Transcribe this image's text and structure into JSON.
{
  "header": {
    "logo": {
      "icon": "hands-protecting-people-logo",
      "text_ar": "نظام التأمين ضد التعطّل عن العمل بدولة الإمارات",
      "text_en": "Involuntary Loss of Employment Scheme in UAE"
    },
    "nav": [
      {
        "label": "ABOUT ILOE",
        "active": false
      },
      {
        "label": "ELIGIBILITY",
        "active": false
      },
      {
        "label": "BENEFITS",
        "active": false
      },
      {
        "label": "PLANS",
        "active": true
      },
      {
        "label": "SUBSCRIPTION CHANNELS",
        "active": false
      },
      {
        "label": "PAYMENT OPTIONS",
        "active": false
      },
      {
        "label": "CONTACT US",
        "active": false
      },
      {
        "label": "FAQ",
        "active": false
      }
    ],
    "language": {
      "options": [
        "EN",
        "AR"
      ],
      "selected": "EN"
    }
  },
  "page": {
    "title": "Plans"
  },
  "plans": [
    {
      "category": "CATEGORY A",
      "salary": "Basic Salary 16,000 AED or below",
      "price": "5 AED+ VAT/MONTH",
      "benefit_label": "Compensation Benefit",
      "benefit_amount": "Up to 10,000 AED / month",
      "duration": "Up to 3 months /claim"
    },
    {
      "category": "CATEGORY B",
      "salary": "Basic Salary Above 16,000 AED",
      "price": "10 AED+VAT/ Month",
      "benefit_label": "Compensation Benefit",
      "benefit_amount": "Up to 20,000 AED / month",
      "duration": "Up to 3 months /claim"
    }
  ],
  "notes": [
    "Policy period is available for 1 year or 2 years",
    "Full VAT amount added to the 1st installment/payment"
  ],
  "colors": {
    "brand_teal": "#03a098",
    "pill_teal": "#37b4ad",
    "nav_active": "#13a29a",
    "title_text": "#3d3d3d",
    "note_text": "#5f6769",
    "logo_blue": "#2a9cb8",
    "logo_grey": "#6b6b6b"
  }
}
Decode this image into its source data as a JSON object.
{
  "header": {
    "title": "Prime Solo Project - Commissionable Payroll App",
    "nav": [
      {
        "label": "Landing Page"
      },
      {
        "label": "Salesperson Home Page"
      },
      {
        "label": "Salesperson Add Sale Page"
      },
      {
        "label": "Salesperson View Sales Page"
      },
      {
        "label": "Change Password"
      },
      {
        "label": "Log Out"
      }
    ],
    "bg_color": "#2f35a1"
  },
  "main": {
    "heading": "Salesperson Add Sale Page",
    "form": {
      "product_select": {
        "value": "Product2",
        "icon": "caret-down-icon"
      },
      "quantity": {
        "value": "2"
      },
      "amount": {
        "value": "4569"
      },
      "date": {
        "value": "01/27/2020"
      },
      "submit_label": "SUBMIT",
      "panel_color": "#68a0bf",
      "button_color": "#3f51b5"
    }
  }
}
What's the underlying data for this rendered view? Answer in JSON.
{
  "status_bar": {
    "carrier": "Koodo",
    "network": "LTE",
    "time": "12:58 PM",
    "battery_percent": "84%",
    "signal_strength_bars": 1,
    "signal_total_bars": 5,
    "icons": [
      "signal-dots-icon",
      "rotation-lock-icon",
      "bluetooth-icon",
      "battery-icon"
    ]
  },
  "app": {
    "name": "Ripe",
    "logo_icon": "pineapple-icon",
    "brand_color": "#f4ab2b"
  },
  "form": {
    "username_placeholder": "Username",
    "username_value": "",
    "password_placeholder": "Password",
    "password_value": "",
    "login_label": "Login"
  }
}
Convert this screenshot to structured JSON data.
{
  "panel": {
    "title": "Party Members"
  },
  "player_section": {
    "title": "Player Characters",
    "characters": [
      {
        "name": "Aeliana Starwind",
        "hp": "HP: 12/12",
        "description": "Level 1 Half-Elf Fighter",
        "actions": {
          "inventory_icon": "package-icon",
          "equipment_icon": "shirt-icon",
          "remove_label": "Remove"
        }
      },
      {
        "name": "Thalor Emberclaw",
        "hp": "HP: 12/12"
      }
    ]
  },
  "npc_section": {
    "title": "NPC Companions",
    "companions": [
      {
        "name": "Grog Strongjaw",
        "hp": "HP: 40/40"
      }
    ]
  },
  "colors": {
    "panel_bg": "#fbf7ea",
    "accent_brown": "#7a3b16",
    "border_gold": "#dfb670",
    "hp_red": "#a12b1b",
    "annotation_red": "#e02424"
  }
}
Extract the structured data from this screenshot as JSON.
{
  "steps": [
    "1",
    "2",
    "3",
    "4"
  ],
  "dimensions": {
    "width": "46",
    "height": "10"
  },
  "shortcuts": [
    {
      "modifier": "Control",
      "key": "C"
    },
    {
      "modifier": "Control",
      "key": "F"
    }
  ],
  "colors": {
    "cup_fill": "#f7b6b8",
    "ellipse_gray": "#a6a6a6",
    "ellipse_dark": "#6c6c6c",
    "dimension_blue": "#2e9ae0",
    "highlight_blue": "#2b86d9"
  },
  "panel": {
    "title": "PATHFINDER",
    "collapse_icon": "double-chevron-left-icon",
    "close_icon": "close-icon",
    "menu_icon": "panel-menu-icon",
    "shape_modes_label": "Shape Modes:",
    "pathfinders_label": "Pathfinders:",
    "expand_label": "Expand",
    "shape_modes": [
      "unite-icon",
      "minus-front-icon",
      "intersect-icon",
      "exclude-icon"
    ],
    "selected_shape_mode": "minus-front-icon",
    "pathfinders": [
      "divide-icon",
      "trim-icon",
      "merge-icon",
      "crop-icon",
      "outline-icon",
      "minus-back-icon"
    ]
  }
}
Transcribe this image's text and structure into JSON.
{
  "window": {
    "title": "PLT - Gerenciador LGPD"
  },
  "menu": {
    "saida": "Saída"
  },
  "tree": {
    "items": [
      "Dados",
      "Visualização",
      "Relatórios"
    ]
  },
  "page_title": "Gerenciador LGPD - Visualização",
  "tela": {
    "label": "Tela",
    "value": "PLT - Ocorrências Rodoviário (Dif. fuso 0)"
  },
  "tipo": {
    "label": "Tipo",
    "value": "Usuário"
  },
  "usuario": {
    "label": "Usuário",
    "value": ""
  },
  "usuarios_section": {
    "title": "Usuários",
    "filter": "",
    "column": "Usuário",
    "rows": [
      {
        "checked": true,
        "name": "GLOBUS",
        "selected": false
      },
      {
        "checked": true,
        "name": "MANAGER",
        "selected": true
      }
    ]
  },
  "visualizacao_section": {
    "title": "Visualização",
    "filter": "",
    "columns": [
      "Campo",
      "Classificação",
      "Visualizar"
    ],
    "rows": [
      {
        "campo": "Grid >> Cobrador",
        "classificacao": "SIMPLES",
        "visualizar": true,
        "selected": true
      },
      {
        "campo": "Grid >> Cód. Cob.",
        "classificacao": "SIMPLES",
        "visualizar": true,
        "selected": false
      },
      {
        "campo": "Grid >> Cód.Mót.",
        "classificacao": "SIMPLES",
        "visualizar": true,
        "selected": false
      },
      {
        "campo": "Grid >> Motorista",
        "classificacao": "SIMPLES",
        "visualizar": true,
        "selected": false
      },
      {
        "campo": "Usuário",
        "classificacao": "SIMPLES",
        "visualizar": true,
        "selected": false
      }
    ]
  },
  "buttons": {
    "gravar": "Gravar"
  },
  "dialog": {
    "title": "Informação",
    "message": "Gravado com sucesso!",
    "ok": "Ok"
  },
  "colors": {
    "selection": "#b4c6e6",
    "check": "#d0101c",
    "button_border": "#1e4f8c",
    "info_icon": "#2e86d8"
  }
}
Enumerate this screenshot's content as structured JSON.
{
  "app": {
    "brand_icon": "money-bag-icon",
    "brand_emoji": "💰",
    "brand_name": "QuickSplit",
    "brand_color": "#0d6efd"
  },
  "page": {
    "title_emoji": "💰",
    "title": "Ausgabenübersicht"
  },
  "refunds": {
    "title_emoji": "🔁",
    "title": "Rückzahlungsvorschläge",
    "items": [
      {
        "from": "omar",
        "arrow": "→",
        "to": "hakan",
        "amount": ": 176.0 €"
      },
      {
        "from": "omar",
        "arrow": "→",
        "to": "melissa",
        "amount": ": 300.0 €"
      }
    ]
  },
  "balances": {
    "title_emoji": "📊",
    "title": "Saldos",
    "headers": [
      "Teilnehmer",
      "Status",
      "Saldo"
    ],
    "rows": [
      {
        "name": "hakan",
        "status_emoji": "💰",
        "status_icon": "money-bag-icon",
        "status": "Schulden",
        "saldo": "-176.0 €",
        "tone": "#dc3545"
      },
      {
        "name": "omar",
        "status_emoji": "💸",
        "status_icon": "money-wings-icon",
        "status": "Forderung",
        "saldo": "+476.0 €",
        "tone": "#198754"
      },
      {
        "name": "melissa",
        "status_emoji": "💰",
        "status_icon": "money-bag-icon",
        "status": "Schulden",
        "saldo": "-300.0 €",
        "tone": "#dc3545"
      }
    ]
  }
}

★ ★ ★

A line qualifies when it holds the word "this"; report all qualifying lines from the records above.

ANSWER TO THE EXERCISE ::
Transcribe this image's text and structure into JSON.
Decode this image into its source data as a JSON object.
What's the underlying data for this rendered view? Answer in JSON.
Convert this screenshot to structured JSON data.
Extract the structured data from this screenshot as JSON.
Transcribe this image's text and structure into JSON.
Enumerate this screenshot's content as structured JSON.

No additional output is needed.